During times of stress, capital buffers enable banks to absorb losses while continuing to provide key financial services to the real economy.
The purpose of buffers is to increase banks' resilience against shocks in addition to minimum capital requirements.
The EU countries, Iceland, Liechtenstein, and Norway have one unified buffer regime, but levels mostly differ with some regional characteristics which we summarized below:
- the CCoB (capital conservation buffer) stands at 2.5% for all countries and all banks, respectively. It was introduced to ensure that banks have an additional layer of usable capital that can be drawn down when losses are incurred. It must be fully met with Common Equity Tier 1 (CET1) capital. If the buffer falls below the 2.5% capital distribution restrictions kick in for the bank until the buffer is replenished.
- the CCyB (countercyclical capital buffer) should reduce the risk of excessive credit growth during an economic boom. It can also be relaxed to relieve bank’s capital requirements in times of recession. For the vast majority of countries stands at 0%, with some exceptions such as Norway at 1%, Luxembourg at 1%, Slovakia at 1%, the Czech Republic at 0.5% and Bulgaria at 0.5%. However, just before the second half of 2023, we can see a gradual yet drastic increase in the requirement in 12 countries (see here in more detail).
- the G-SII (global systemically important institution) buffer was one of the reactions to the “to big to fail” problem made apparent by the global financial crisis in 08/09 and introduces another capital layer to cover potential losses. However, it is very rare and applied just for specific big, global banks:
The O-SII (other systemically important institution) buffer is applied to almost all banks under ECB supervision having a range of 0% - 3%. It has the same purpose as the G-SII buffer for the other systemically important institutions.
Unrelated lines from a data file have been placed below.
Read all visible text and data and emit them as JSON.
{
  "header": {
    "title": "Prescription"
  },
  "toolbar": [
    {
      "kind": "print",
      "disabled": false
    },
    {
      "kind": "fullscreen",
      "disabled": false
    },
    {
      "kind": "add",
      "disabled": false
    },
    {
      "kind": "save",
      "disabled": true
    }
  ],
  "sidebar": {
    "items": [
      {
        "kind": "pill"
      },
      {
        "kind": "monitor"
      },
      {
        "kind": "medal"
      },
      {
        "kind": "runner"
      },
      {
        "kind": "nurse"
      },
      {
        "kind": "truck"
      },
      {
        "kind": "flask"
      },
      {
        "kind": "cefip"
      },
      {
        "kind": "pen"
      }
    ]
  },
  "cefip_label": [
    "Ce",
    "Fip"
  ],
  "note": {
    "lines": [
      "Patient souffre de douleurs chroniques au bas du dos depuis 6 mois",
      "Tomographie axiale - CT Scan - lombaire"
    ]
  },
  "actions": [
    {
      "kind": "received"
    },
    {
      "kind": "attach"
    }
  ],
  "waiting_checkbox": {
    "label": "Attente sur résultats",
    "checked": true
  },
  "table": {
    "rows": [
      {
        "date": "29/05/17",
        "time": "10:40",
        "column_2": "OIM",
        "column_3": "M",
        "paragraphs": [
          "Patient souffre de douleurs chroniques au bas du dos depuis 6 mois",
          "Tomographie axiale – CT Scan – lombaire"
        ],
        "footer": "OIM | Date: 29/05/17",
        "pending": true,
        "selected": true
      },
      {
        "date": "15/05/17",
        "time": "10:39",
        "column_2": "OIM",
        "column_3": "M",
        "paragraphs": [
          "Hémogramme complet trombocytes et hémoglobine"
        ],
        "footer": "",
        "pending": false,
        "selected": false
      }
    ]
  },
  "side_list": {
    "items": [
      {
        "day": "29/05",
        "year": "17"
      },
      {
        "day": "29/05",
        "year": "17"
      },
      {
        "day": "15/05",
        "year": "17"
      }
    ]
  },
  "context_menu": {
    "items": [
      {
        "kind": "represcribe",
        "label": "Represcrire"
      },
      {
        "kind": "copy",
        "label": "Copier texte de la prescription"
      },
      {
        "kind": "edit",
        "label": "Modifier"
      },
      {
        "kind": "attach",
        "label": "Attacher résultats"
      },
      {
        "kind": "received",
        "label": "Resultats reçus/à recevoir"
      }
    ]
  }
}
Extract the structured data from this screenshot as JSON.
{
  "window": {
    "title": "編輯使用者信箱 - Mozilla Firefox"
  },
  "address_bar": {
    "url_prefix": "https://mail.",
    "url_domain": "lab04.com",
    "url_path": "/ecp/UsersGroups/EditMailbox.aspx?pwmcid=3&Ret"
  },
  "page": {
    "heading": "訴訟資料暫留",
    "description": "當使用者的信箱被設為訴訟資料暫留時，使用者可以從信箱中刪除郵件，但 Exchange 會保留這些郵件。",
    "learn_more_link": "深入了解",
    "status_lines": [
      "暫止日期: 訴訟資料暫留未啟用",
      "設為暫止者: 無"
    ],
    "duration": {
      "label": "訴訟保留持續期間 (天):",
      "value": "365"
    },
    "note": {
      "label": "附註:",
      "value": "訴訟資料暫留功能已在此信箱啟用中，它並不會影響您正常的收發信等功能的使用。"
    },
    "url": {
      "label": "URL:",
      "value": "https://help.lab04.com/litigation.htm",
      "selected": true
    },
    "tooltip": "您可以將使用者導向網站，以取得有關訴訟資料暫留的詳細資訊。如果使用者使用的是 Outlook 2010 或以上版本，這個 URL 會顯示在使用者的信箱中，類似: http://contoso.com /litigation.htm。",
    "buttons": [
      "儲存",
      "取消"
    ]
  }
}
Nordic, Western, and Central European banks tend to have a higher O-SII buffer (Danske Realkreditselskab A/S -3%), while Eastern Europe tends to have a lower O-SII buffer (BluOr Bank AS 0%). Nevertheless, each bank has its own buffer requirement set by the national competent financial authority in accordance with European Banking Authority's (EBA) assessing guidelines.
The SyRB (systemic risk buffer) was introduced to address systemic risks that are not covered by the Capital Requirements Regulation or the other buffers, it has no limit and varies from country to country. It is present only in 8 countries, having a range of 0% - 4.5%.
The sum of all buffers described above is called the Combined buffer requirement (CBR), which varies from 2.5% in Hungary to 10,5% in Norway, with a common range of 2.5%-4.5%.
Looking at future developments, we can see tendencies to increased buffer requirements on the one hand, but on the other hand economic forecasts also show a potential economic downturn which would put additional pressure on banks. The biggest impact will be the increase of CCyB in twelve countries and the O-SII increase for four banks from Slovenia and Finland. The overall picture shows that a buffer increase needs to be properly addressed in a bank’s financial planning activities and might result in reviews of the target capital ratios especially in times of a volatile economic environment.
For inquiries please contact:
RBI Regulatory Advisory
Raiffeisen Bank International AG | Member of RBI Group | Am Stadtpark 9, 1030 Vienna, Austria | Tel: +43 1 71707 - 5923